Required work: Give the number of lines that contain "results" in the listing, and write nothing else.

^^^^

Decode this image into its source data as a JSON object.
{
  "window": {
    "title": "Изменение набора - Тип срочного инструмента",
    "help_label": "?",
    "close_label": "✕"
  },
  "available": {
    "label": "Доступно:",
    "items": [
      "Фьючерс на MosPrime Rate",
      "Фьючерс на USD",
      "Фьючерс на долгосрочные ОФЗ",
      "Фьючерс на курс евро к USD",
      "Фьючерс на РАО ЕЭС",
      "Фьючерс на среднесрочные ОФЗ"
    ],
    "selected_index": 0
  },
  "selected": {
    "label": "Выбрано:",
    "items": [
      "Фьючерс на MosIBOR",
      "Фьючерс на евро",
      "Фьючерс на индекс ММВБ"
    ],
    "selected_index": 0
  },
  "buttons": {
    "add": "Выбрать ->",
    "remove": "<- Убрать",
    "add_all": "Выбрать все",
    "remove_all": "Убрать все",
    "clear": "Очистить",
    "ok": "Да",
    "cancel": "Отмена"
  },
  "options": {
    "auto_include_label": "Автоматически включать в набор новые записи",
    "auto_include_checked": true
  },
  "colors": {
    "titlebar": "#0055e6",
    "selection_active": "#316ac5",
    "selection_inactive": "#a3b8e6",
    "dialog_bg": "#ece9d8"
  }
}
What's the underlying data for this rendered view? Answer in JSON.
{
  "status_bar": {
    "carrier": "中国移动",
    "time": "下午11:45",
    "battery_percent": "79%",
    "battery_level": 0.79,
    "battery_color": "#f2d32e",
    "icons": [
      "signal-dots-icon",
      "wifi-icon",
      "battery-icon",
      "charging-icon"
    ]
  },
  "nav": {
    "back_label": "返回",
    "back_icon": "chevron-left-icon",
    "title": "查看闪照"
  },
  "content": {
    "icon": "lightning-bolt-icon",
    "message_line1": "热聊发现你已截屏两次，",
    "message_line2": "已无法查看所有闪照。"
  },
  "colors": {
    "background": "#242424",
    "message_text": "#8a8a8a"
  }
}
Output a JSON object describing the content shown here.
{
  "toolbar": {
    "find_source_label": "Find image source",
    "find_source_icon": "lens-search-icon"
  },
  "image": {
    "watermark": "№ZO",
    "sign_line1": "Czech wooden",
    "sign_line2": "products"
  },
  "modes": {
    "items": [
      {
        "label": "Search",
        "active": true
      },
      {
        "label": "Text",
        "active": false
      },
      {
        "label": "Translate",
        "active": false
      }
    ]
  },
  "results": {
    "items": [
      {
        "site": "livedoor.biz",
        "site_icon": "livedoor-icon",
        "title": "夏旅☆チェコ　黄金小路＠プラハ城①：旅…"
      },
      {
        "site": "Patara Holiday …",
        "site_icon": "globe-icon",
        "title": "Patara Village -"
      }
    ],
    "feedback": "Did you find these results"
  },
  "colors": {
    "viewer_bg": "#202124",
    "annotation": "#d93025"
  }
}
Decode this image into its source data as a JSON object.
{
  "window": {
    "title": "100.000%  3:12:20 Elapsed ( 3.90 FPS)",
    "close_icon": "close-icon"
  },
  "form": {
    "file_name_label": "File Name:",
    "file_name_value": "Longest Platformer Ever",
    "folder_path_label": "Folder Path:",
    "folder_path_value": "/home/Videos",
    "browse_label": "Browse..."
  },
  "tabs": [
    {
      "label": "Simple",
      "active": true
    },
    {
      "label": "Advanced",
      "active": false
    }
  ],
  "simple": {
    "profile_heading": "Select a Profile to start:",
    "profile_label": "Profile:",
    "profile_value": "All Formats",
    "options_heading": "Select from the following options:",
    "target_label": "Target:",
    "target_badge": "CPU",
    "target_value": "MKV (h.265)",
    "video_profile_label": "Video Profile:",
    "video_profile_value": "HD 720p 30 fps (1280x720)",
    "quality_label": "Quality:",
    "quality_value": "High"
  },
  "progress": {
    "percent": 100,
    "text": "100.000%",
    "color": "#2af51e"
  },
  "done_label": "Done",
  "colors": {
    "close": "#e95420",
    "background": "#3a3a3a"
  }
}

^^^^

Reply: 2